# Where is the angular velocity when linear velocity takes place and vice versa?

We can see the body is moving in a straight line with a linear velocity 10 m/s. After 4 second it is 50 m away from the observer. And assume it to continue to move straight.

Also by the relation v=rω when there is linear velocity there has to be angular velocity.

Now where exactly the angular velocity is taking place . The radius is changing every time so how does exactly the angular velocity comes in picture. I am not getting the picture that how does the angular velocity will look like or takes place. Thank you .

• Also by the relation $v=rω$ when there is linear velocity there has to be angular velocity. No, of course not, that formula works for circular motion (or motion with curvature).
– Gert
Feb 23, 2021 at 19:00
• It's also clear that there's no centripetal acceleration, so there's no $r$ and no $\omega$.
– Gert
Feb 23, 2021 at 20:43
• @Gert angular velocity can be defined using the same formula in more general situations, such as this one. The reason we only talk about it in the context of circular motion is because that's generally the only time it's useful. Feb 23, 2021 at 22:17
• @Sandejo Just because something can be defined doesn't mean it should, and I think it's misleading to say you can always define an angular acceleration regardless of whether the motion is circular. If the motion is not circular, the only true statement you can make generally is that we are always free to express velocities in the polar coordinate basis. Feb 23, 2021 at 23:31
• Feb 23, 2021 at 23:31

Angular velocity depends on the origin you select. Let $$\vec v$$ be the linear velocity of a particle at point P. Let O be the point selected as the origin. The angular velocity $$\vec \omega$$ of the particle at P with respect to O is $$\vec \omega = {{\vec r \times \vec v} \over {r^2}}$$ where $$\vec r$$ is the position vector from point O to point P, and $$\times$$ is the vector cross product.
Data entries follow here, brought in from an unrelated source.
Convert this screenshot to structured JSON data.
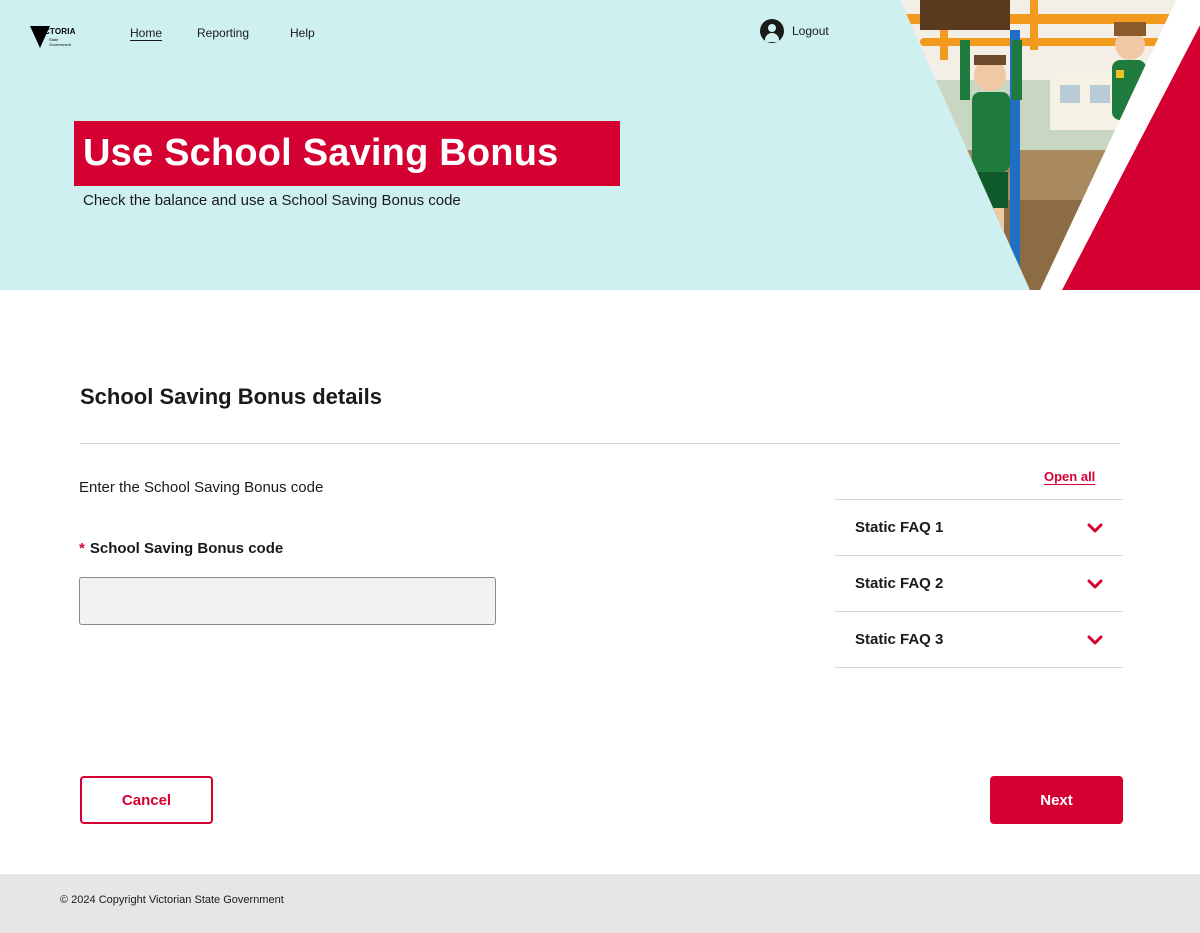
{
  "header": {
    "logo": {
      "word": "VICTORIA",
      "sub": "State Government"
    },
    "nav": [
      {
        "label": "Home",
        "active": true
      },
      {
        "label": "Reporting",
        "active": false
      },
      {
        "label": "Help",
        "active": false
      }
    ],
    "logout_label": "Logout"
  },
  "hero": {
    "title": "Use School Saving Bonus",
    "subtitle": "Check the balance and use a School Saving Bonus code"
  },
  "main": {
    "section_title": "School Saving Bonus details",
    "instruction": "Enter the School Saving Bonus code",
    "field": {
      "required_marker": "*",
      "label": "School Saving Bonus code",
      "value": "",
      "placeholder": ""
    }
  },
  "faq": {
    "open_all_label": "Open all",
    "items": [
      {
        "label": "Static FAQ 1"
      },
      {
        "label": "Static FAQ 2"
      },
      {
        "label": "Static FAQ 3"
      }
    ]
  },
  "actions": {
    "cancel_label": "Cancel",
    "next_label": "Next"
  },
  "footer": {
    "copyright": "© 2024 Copyright Victorian State Government"
  },
  "colors": {
    "brand_red": "#d50032",
    "hero_bg": "#cff0f0",
    "footer_bg": "#e6e6e6"
  }
}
If O is selected such that $$\vec r$$ is parallel to $$\vec v$$, than $$\vec \omega$$ is zero.
• If r x v changes then $\omega$ can change even with v constant. It depends on the origin and the r and v vectors. Feb 24, 2021 at 15:03